Posted by Art Of Legend India [dot] Com On 10:41 PM
Summary: We examine some of the scientific causes of extreme weather and what it has done to our planet over the years.
The world at large, and especially UK, has been witnessing crazy weather in recent years. Extreme heat waves, with temperatures to all-time highs, occur alongside storms, and heavy rainfall. There have always been such extreme weather events. However, while such extreme events were a rarity in the past, they have started to recur very frequently now.
A major cause for the increasing recurrence of extreme weather is global warming. Global temperatures have risen 0.5°C (0.9°F) a year, on average, since 1970. This is primarily owing to the presence of greenhouse gases in the atmosphere.
The additional heat in the atmosphere has increased the incidence of extreme heat waves, and droughts.
The increasing temperature warms up the ocean more, and results in more moisture evaporating into the atmosphere. There is an increase of about four percent of moisture in the air now, compared to 1970. This causes heavy and intense rainfall, at times accompanied by flash floods. The extra water vapour in the atmosphere make hurricanes, typhoons, and other storms stronger, more buoyant, more powerful, and more long-lasting.
One big casualty of the soaring temperature is the Arctic ice melting. The Arctic is now the fastest warming area in the world, and this has reduced the difference in temperatures between the Arctic and the Tropics. The temperature difference between the Arctic and the tropics directs the jet stream, which has a significant impact on the UK weather. A low temperature difference means a weakened and slow moving jet stream, extending the period of cool, unsettled weather in the UK. It also causes intense heat waves in the summer.
With global warming showing no signs of abating, the extreme swings of the last few years, manifesting itself in instances, such as, the flash floods at the Calder valley and the intense heat waves, last year, could well become the norm.

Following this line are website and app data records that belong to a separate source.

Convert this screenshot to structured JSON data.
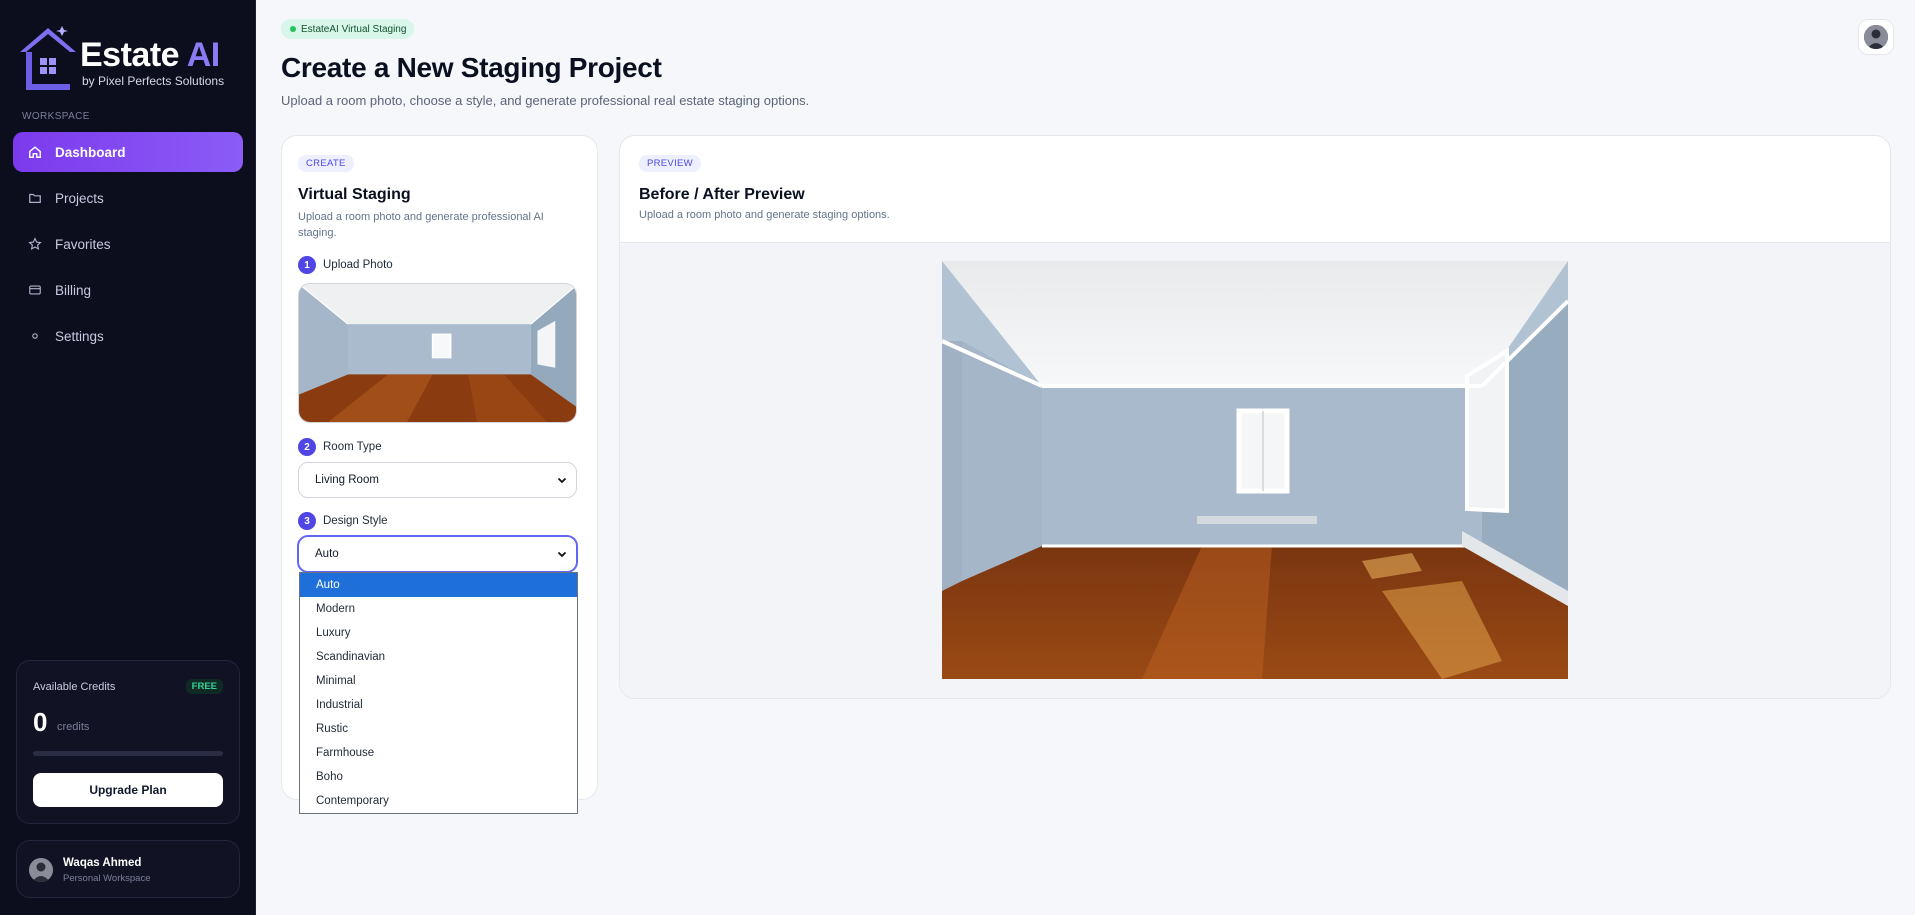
{
  "brand": {
    "name": "Estate",
    "name_accent": "AI",
    "tagline": "by Pixel Perfects Solutions"
  },
  "sidebar": {
    "section_label": "WORKSPACE",
    "items": [
      {
        "label": "Dashboard",
        "icon": "home-icon",
        "active": true
      },
      {
        "label": "Projects",
        "icon": "folder-icon",
        "active": false
      },
      {
        "label": "Favorites",
        "icon": "star-icon",
        "active": false
      },
      {
        "label": "Billing",
        "icon": "card-icon",
        "active": false
      },
      {
        "label": "Settings",
        "icon": "settings-dot-icon",
        "active": false
      }
    ],
    "credits": {
      "title": "Available Credits",
      "plan_badge": "FREE",
      "count": "0",
      "unit": "credits",
      "progress": 0,
      "upgrade_label": "Upgrade Plan"
    },
    "user": {
      "name": "Waqas Ahmed",
      "role": "Personal Workspace"
    }
  },
  "header": {
    "pill": "EstateAI Virtual Staging",
    "title": "Create a New Staging Project",
    "subtitle": "Upload a room photo, choose a style, and generate professional real estate staging options."
  },
  "create": {
    "tag": "CREATE",
    "title": "Virtual Staging",
    "description": "Upload a room photo and generate professional AI staging.",
    "steps": [
      {
        "num": "1",
        "label": "Upload Photo"
      },
      {
        "num": "2",
        "label": "Room Type"
      },
      {
        "num": "3",
        "label": "Design Style"
      }
    ],
    "room_type": "Living Room",
    "design_style": "Auto",
    "style_options": [
      "Auto",
      "Modern",
      "Luxury",
      "Scandinavian",
      "Minimal",
      "Industrial",
      "Rustic",
      "Farmhouse",
      "Boho",
      "Contemporary"
    ]
  },
  "preview": {
    "tag": "PREVIEW",
    "title": "Before / After Preview",
    "description": "Upload a room photo and generate staging options."
  },
  "colors": {
    "accent": "#7c3aed",
    "step": "#4f46e5",
    "selected_option": "#1e6fd9",
    "success": "#22c55e"
  }
}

Some weather scientists attribute the altered and weakened jet stream to weak solar activity, rather than global warming, or the melting of the arctic ice caps. They look back in history to the early 1800s, when a similar weak solar activity had caused extreme weather, similar to what is experienced now. However, no one knows for sure how exactly solar activity takes place, and there is much speculation involved.
Both the solar activity and the melting ice caps may well be working in tandem to deliver the crazy weather we are experiencing now.